RECORDS SHOWN Block Start

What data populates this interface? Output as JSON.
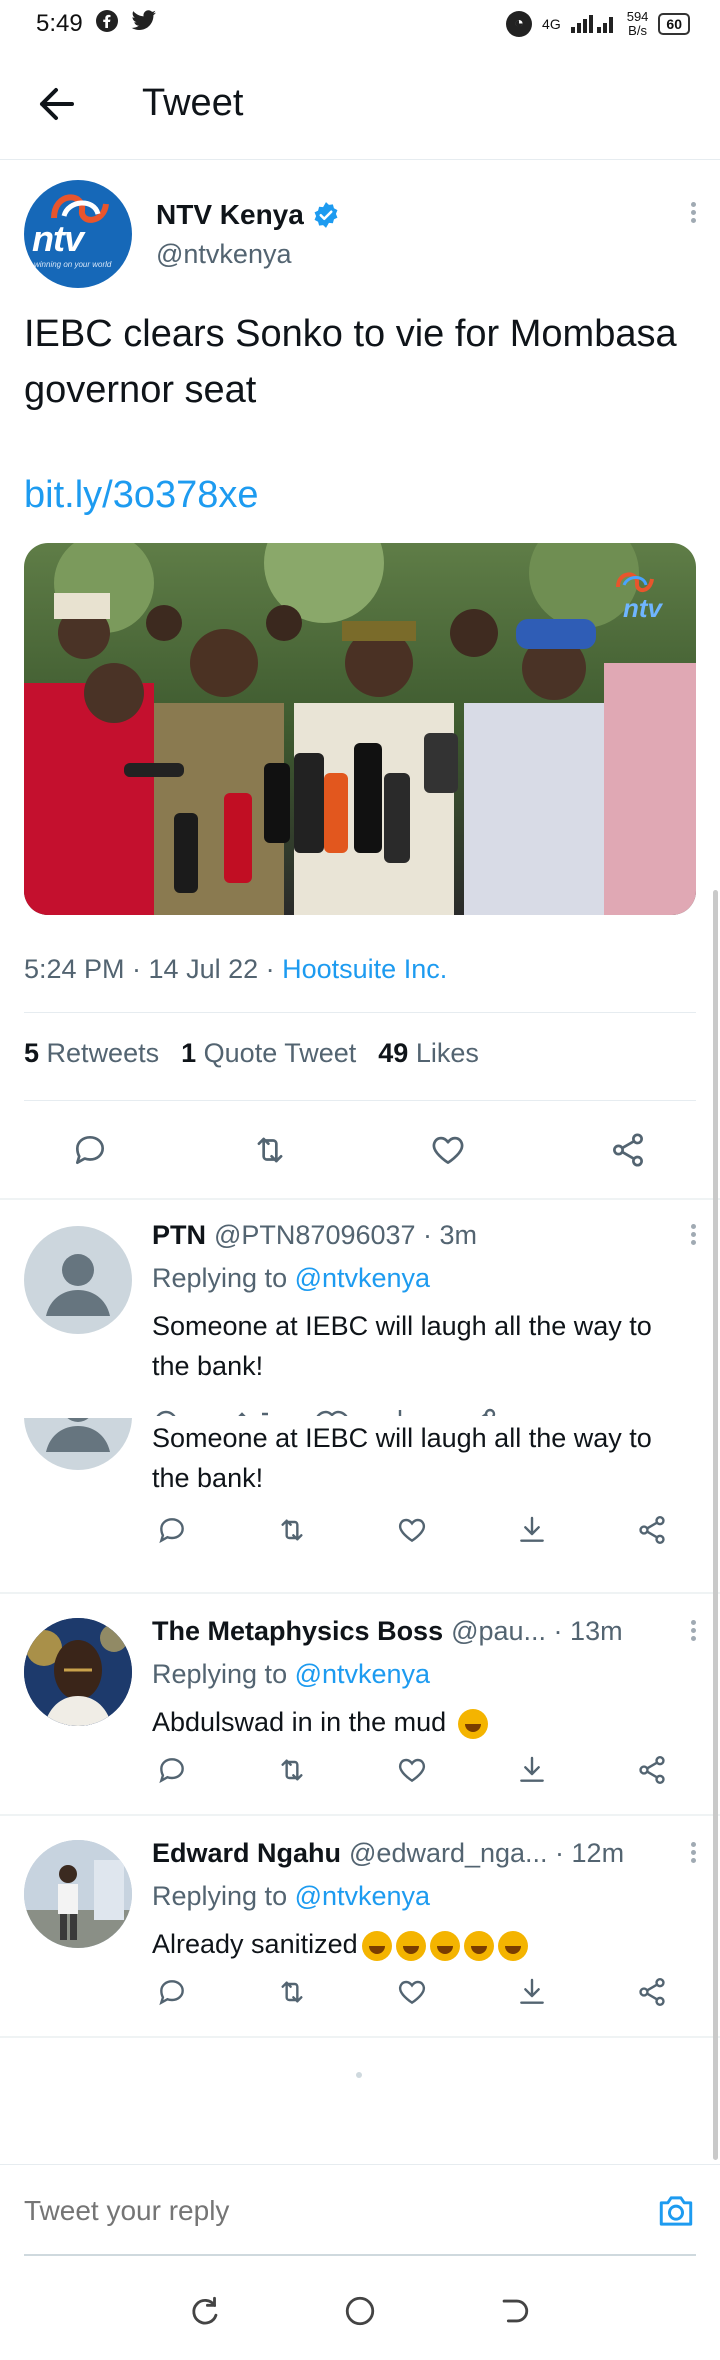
{
  "status_bar": {
    "time": "5:49",
    "network": "4G",
    "speed_value": "594",
    "speed_unit": "B/s",
    "battery": "60"
  },
  "header": {
    "title": "Tweet"
  },
  "tweet": {
    "author_name": "NTV Kenya",
    "author_handle": "@ntvkenya",
    "avatar_text": "ntv",
    "avatar_tagline": "winning on your world",
    "text": "IEBC clears Sonko to vie for Mombasa governor seat",
    "link": "bit.ly/3o378xe",
    "media_watermark": "ntv",
    "time": "5:24 PM · 14 Jul 22 · ",
    "source": "Hootsuite Inc.",
    "retweets_count": "5",
    "retweets_label": "Retweets",
    "quotes_count": "1",
    "quotes_label": "Quote Tweet",
    "likes_count": "49",
    "likes_label": "Likes"
  },
  "replies": [
    {
      "name": "PTN",
      "handle": "@PTN87096037 · 3m",
      "replying_label": "Replying to ",
      "replying_to": "@ntvkenya",
      "text": "Someone at IEBC will laugh all the way to the bank!",
      "text_repeat": "Someone at IEBC will laugh all the way to the bank!"
    },
    {
      "name": "The Metaphysics Boss",
      "handle": "@pau... · 13m",
      "replying_label": "Replying to ",
      "replying_to": "@ntvkenya",
      "text": "Abdulswad in in the mud"
    },
    {
      "name": "Edward Ngahu",
      "handle": "@edward_nga... · 12m",
      "replying_label": "Replying to ",
      "replying_to": "@ntvkenya",
      "text": "Already sanitized"
    }
  ],
  "composer": {
    "placeholder": "Tweet your reply"
  },
  "colors": {
    "accent": "#1d9bf0",
    "text": "#0f1419",
    "muted": "#536471"
  }
}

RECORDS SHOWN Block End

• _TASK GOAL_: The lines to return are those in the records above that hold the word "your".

• _REPLY TO THE TASK_:
    "avatar_tagline": "winning on your world",
    "placeholder": "Tweet your reply"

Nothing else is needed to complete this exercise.